What is expected: Throughout the records below, find the lines with the string "Annotations" and give how many there are, nothing else.

Data records:
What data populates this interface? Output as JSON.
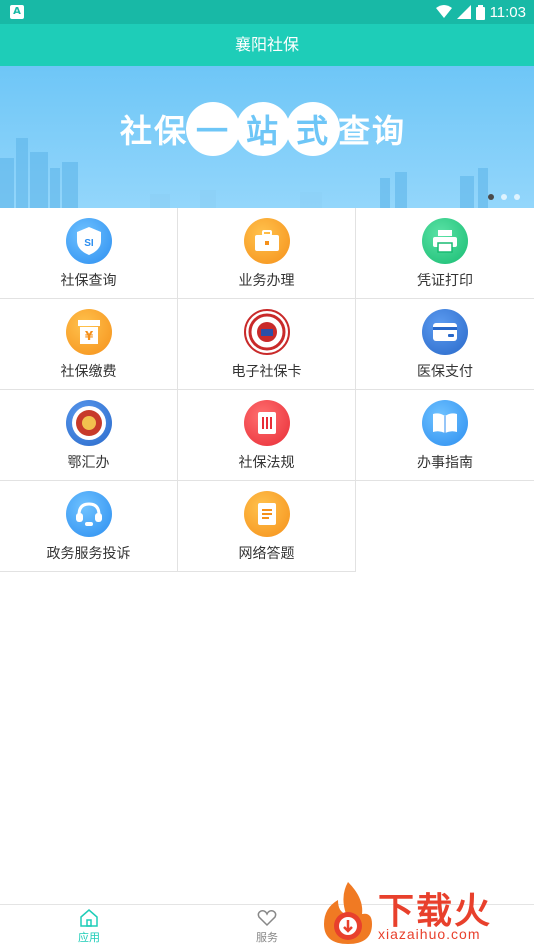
{
  "status_bar": {
    "time": "11:03",
    "app_badge": "A"
  },
  "header": {
    "title": "襄阳社保"
  },
  "banner": {
    "slogan_parts": [
      "社保",
      "一",
      "站",
      "式",
      "查询"
    ],
    "slide_count": 3,
    "active_slide": 1
  },
  "grid": {
    "items": [
      {
        "label": "社保查询",
        "icon": "si-shield-icon",
        "badge": "SI"
      },
      {
        "label": "业务办理",
        "icon": "briefcase-icon"
      },
      {
        "label": "凭证打印",
        "icon": "printer-icon"
      },
      {
        "label": "社保缴费",
        "icon": "payment-box-icon",
        "badge": "¥"
      },
      {
        "label": "电子社保卡",
        "icon": "social-security-seal-icon"
      },
      {
        "label": "医保支付",
        "icon": "card-icon"
      },
      {
        "label": "鄂汇办",
        "icon": "emblem-icon"
      },
      {
        "label": "社保法规",
        "icon": "document-icon"
      },
      {
        "label": "办事指南",
        "icon": "book-icon"
      },
      {
        "label": "政务服务投诉",
        "icon": "headset-icon"
      },
      {
        "label": "网络答题",
        "icon": "notes-icon"
      }
    ]
  },
  "tabs": [
    {
      "label": "应用",
      "icon": "home-icon",
      "active": true
    },
    {
      "label": "服务",
      "icon": "heart-icon",
      "active": false
    }
  ],
  "watermark": {
    "text": "下载火",
    "url": "xiazaihuo.com"
  },
  "colors": {
    "status_bar": "#18b9a6",
    "header": "#1ecdb8",
    "accent": "#1ecdb8",
    "watermark": "#e8402c"
  }
}
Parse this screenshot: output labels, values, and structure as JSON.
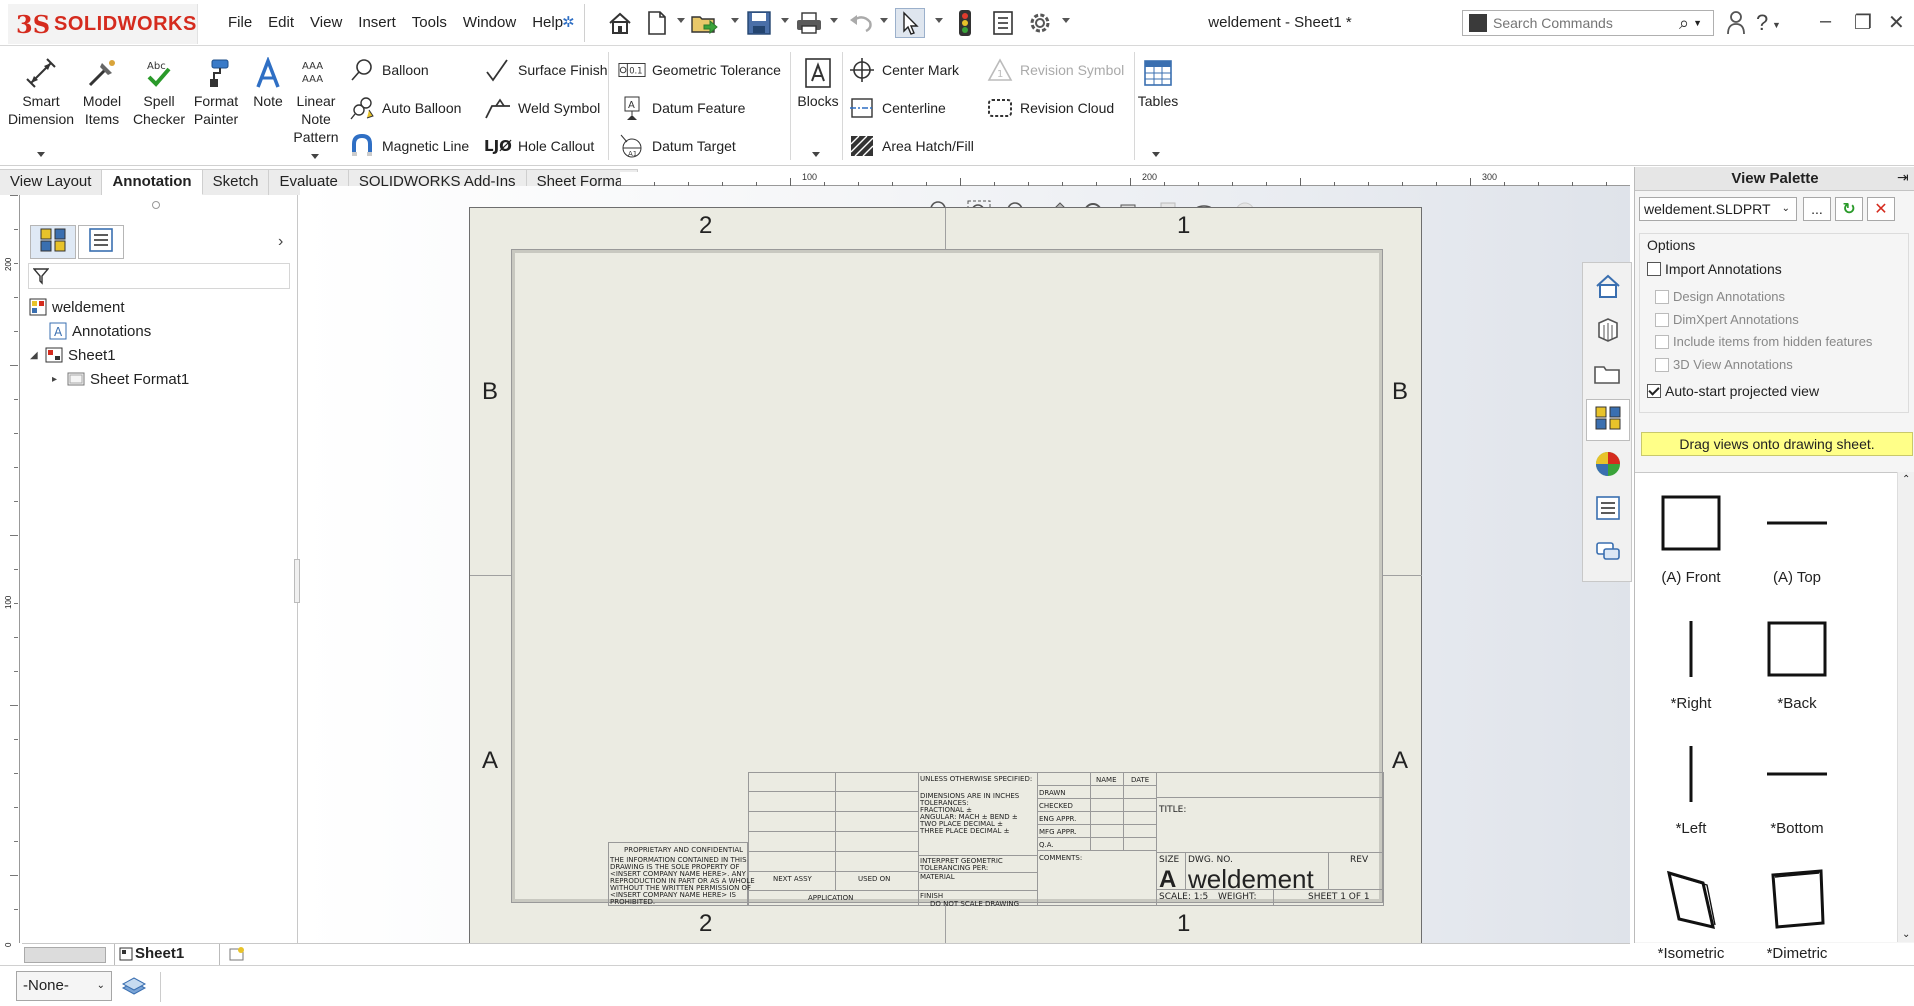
{
  "app": {
    "logo_ds": "3S",
    "logo_name": "SOLIDWORKS",
    "doc_title": "weldement - Sheet1 *"
  },
  "menu": [
    "File",
    "Edit",
    "View",
    "Insert",
    "Tools",
    "Window",
    "Help"
  ],
  "search": {
    "placeholder": "Search Commands"
  },
  "ribbon": {
    "smart_dimension": [
      "Smart",
      "Dimension"
    ],
    "model_items": [
      "Model",
      "Items"
    ],
    "spell_checker": [
      "Spell",
      "Checker"
    ],
    "format_painter": [
      "Format",
      "Painter"
    ],
    "note": "Note",
    "linear_note_pattern": [
      "Linear",
      "Note",
      "Pattern"
    ],
    "balloon": "Balloon",
    "auto_balloon": "Auto Balloon",
    "magnetic_line": "Magnetic Line",
    "surface_finish": "Surface Finish",
    "weld_symbol": "Weld Symbol",
    "hole_callout": "Hole Callout",
    "geometric_tolerance": "Geometric Tolerance",
    "datum_feature": "Datum Feature",
    "datum_target": "Datum Target",
    "blocks": "Blocks",
    "center_mark": "Center Mark",
    "centerline": "Centerline",
    "area_hatch": "Area Hatch/Fill",
    "revision_symbol": "Revision Symbol",
    "revision_cloud": "Revision Cloud",
    "tables": "Tables",
    "spell_abc": "Abc",
    "linear_aaa": "AAA",
    "hole_glyph": "LJØ",
    "geo_tol_glyph": "0.1"
  },
  "tabs": [
    "View Layout",
    "Annotation",
    "Sketch",
    "Evaluate",
    "SOLIDWORKS Add-Ins",
    "Sheet Format"
  ],
  "active_tab": "Annotation",
  "ruler_top": [
    "100",
    "200",
    "300"
  ],
  "ruler_left": [
    "200",
    "100",
    "0"
  ],
  "tree": {
    "root": "weldement",
    "annotations": "Annotations",
    "sheet": "Sheet1",
    "sheet_format": "Sheet Format1"
  },
  "sheet": {
    "zone_top_left": "2",
    "zone_top_right": "1",
    "zone_bottom_left": "2",
    "zone_bottom_right": "1",
    "row_b_left": "B",
    "row_b_right": "B",
    "row_a_left": "A",
    "row_a_right": "A",
    "title_block": {
      "unless": "UNLESS OTHERWISE SPECIFIED:",
      "dims_note": [
        "DIMENSIONS ARE IN INCHES",
        "TOLERANCES:",
        "FRACTIONAL ±",
        "ANGULAR: MACH ±   BEND ±",
        "TWO PLACE DECIMAL   ±",
        "THREE PLACE DECIMAL  ±"
      ],
      "interpret": [
        "INTERPRET GEOMETRIC",
        "TOLERANCING PER:"
      ],
      "material": "MATERIAL",
      "finish": "FINISH",
      "do_not_scale": "DO NOT SCALE DRAWING",
      "name": "NAME",
      "date": "DATE",
      "drawn": "DRAWN",
      "checked": "CHECKED",
      "eng_appr": "ENG APPR.",
      "mfg_appr": "MFG APPR.",
      "qa": "Q.A.",
      "comments": "COMMENTS:",
      "title": "TITLE:",
      "size": "SIZE",
      "dwg_no": "DWG.  NO.",
      "rev": "REV",
      "size_letter": "A",
      "dwg_name": "weldement",
      "scale": "SCALE: 1:5",
      "weight": "WEIGHT:",
      "sheet_of": "SHEET 1 OF 1",
      "next_assy": "NEXT ASSY",
      "used_on": "USED ON",
      "application": "APPLICATION",
      "proprietary_title": "PROPRIETARY AND CONFIDENTIAL",
      "proprietary_body": [
        "THE INFORMATION CONTAINED IN THIS",
        "DRAWING IS THE SOLE PROPERTY OF",
        "<INSERT COMPANY NAME HERE>. ANY",
        "REPRODUCTION IN PART OR AS A WHOLE",
        "WITHOUT THE WRITTEN PERMISSION OF",
        "<INSERT COMPANY NAME HERE> IS",
        "PROHIBITED."
      ]
    }
  },
  "view_palette": {
    "title": "View Palette",
    "document": "weldement.SLDPRT",
    "browse_label": "...",
    "options_label": "Options",
    "import_annotations": "Import Annotations",
    "design_annotations": "Design Annotations",
    "dimxpert_annotations": "DimXpert Annotations",
    "hidden_features": "Include items from hidden features",
    "view_3d_annotations": "3D View Annotations",
    "auto_start": "Auto-start projected view",
    "hint": "Drag views onto drawing sheet.",
    "views": [
      "(A) Front",
      "(A) Top",
      "*Right",
      "*Back",
      "*Left",
      "*Bottom",
      "*Isometric",
      "*Dimetric"
    ]
  },
  "bottom": {
    "sheet_tab": "Sheet1",
    "layer_combo": "-None-"
  },
  "colors": {
    "accent": "#d52b1e",
    "sheet_bg": "#ebebe2",
    "hint_bg": "#ffff88",
    "tab_active": "#ffffff"
  }
}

Response: 5